START Extracted records

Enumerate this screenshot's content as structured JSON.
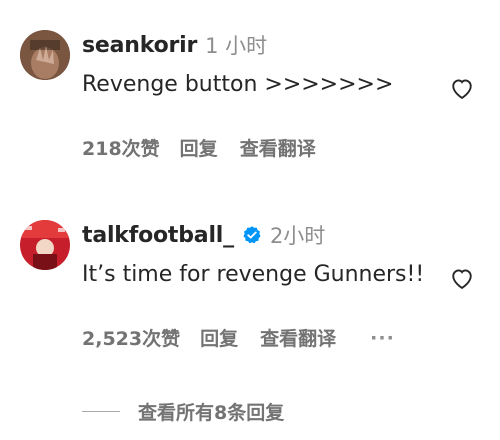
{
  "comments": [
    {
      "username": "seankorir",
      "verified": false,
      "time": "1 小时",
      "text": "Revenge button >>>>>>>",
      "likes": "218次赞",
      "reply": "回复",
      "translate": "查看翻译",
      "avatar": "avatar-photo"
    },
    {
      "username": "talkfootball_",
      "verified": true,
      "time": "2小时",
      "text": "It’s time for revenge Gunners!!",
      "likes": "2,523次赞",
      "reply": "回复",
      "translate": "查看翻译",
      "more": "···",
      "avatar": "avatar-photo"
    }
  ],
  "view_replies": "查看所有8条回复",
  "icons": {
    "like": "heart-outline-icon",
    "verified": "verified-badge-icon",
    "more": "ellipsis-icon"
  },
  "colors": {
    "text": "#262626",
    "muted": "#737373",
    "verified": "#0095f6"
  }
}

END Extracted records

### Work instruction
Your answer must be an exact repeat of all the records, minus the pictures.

### Exercise output
Enumerate this screenshot's content as structured JSON.
{
  "comments": [
    {
      "username": "seankorir",
      "verified": false,
      "time": "1 小时",
      "text": "Revenge button >>>>>>>",
      "likes": "218次赞",
      "reply": "回复",
      "translate": "查看翻译",
      "avatar": "avatar-photo"
    },
    {
      "username": "talkfootball_",
      "verified": true,
      "time": "2小时",
      "text": "It’s time for revenge Gunners!!",
      "likes": "2,523次赞",
      "reply": "回复",
      "translate": "查看翻译",
      "more": "···",
      "avatar": "avatar-photo"
    }
  ],
  "view_replies": "查看所有8条回复",
  "icons": {
    "like": "heart-outline-icon",
    "verified": "verified-badge-icon",
    "more": "ellipsis-icon"
  },
  "colors": {
    "text": "#262626",
    "muted": "#737373",
    "verified": "#0095f6"
  }
}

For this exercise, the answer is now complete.